Friedman admits the power Iwamura showed in Japan won't carry over here in the United States. And then there is the concern of Iwamura adjusting to a new culture.
"There's always some risk with an international player coming over here, just as there is with a U.S. player going to play in the Japanese league," Friedman said. "We've spent a lot of time getting to know him. We're very confident that he's going to assimilate well and play good baseball.
Sisco's role yet to be defined: Andrew Sisco, who was acquired by the Chicago White Sox over the weekend from the Kansas City Royals, may be used as either a starter or a reliever.
"Without talking with him, I'm not sure which direction to run with him," general manager Ken Williams told the Chicago Tribune. "His growth as a starter was stunted a couple of years ago. I want to hear from him where he sees himself.

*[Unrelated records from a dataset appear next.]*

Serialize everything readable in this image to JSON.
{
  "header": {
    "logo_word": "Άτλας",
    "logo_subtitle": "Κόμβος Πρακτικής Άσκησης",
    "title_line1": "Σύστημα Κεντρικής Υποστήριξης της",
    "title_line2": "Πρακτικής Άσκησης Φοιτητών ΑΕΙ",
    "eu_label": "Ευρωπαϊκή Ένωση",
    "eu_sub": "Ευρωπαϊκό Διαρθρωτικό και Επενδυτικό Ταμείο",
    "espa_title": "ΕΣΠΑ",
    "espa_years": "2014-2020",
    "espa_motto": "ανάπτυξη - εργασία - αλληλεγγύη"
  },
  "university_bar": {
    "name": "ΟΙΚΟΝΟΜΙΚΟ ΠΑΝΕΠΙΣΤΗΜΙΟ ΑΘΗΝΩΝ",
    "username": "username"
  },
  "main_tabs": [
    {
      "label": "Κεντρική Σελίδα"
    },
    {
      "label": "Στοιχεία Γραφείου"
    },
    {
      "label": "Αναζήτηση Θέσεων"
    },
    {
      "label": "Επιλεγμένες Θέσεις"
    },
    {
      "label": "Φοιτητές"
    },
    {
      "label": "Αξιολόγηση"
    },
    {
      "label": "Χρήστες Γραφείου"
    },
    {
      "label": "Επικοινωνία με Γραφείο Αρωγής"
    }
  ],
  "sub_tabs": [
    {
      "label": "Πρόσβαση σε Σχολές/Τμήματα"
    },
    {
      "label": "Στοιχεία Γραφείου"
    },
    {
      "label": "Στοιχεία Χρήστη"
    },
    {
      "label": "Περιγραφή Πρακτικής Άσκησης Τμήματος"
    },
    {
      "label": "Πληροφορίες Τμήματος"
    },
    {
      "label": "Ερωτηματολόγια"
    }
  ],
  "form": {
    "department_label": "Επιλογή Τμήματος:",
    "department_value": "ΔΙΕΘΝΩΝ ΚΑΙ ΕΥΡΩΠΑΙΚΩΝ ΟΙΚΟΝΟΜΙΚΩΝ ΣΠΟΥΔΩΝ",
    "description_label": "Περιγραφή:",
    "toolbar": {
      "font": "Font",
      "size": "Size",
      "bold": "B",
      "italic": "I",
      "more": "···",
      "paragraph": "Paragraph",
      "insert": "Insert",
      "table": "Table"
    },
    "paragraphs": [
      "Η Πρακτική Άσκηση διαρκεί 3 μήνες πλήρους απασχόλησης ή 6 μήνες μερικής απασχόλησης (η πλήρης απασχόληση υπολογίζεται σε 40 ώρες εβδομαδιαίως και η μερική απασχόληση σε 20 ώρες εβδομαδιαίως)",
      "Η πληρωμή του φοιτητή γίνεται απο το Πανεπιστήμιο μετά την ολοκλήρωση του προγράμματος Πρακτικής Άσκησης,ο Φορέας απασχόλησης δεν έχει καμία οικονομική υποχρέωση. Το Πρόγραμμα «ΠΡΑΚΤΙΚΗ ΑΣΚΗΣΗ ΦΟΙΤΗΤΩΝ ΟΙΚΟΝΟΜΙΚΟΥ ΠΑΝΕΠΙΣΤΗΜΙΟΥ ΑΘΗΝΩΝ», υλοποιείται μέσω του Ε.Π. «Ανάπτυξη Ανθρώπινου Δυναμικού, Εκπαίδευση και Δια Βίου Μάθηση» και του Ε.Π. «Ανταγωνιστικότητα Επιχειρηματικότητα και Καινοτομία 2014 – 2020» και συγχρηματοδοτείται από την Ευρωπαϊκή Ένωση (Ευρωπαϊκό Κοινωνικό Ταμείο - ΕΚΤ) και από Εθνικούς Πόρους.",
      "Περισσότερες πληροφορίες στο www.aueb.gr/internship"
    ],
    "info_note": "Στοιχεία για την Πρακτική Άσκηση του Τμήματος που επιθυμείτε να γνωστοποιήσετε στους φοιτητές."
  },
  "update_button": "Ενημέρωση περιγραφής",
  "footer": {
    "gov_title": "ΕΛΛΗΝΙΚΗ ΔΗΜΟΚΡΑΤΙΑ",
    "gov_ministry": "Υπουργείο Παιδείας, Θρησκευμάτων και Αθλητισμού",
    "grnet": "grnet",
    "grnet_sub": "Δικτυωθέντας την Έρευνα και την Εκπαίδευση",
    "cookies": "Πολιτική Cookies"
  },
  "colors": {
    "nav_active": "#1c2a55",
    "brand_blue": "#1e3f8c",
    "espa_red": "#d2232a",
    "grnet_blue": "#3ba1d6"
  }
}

What we've seen is that guys have a lot more success if you put them in a position where their heart is or where they have confidence.
"If he wants to pursue starting, we may have to take a step back and afford him the opportunity to grow at Triple A. It's intriguing on both ends to think of the possibilities."

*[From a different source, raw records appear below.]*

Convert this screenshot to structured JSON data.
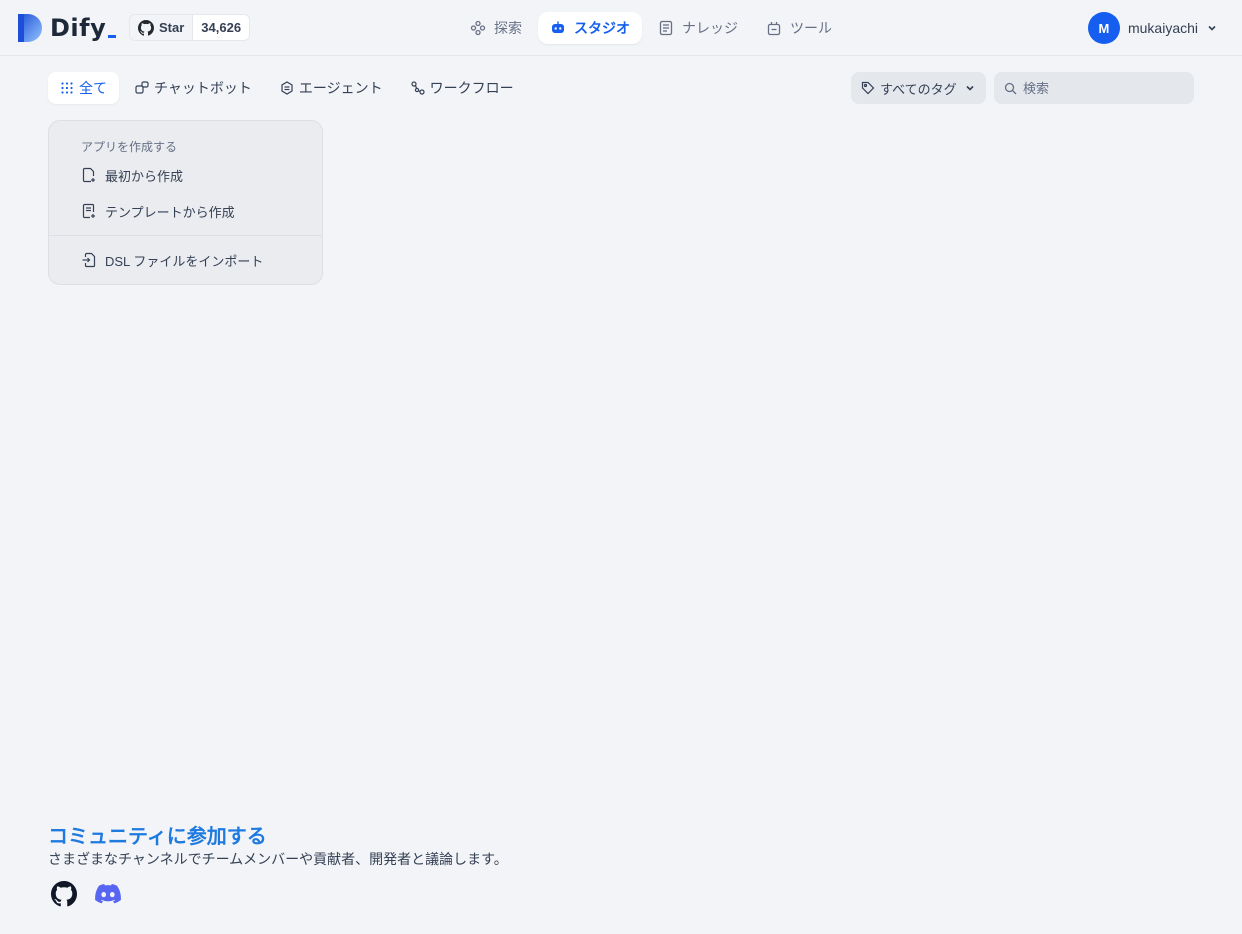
{
  "brand": {
    "name": "Dify"
  },
  "github": {
    "star_label": "Star",
    "star_count": "34,626"
  },
  "nav": {
    "items": [
      {
        "label": "探索",
        "icon": "explore-icon"
      },
      {
        "label": "スタジオ",
        "icon": "studio-robot-icon",
        "active": true
      },
      {
        "label": "ナレッジ",
        "icon": "knowledge-book-icon"
      },
      {
        "label": "ツール",
        "icon": "tools-icon"
      }
    ]
  },
  "user": {
    "initial": "M",
    "name": "mukaiyachi"
  },
  "filters": {
    "tabs": [
      {
        "label": "全て",
        "icon": "grid-icon",
        "active": true
      },
      {
        "label": "チャットボット",
        "icon": "chatbot-icon"
      },
      {
        "label": "エージェント",
        "icon": "agent-icon"
      },
      {
        "label": "ワークフロー",
        "icon": "workflow-icon"
      }
    ],
    "tag_filter_label": "すべてのタグ",
    "search_placeholder": "検索"
  },
  "create_card": {
    "title": "アプリを作成する",
    "from_scratch": "最初から作成",
    "from_template": "テンプレートから作成",
    "import_dsl": "DSL ファイルをインポート"
  },
  "community": {
    "title": "コミュニティに参加する",
    "description": "さまざまなチャンネルでチームメンバーや貢献者、開発者と議論します。"
  },
  "colors": {
    "accent": "#155eef",
    "background": "#f2f4f7",
    "community_title": "#1f7ae0",
    "discord": "#5865f2"
  }
}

In the Mexican winter league, Sisco did work out of the bullpen and enjoyed some success.
"He threw the ball well in Mexico, and I think he's going to have a fine career," said Royals general manager Dayton Moore.
Trade opens more playing time for Gload: Ross Gload, acquired over the weekend by the Kansas City Royals from the Chicago White Sox, gives the Royals another much-needed option at first base.
"He's very versatile, he's an above-average first baseman, an above-average outfielder," Royals general manager Dayton Moore told the Kansas City Star. "He was in the situation there because of a lot of veteran players around, he was just not able to break away in the everyday lineup. But when he did get in there, he was able to contribute."
In 2006 with the Sox, Gload batted a career-best .327 in 77 games. Over parts of five big-league seasons, Gload has a career average of .298.
This story was not subject to the approval of Major League Baseball or its clubs.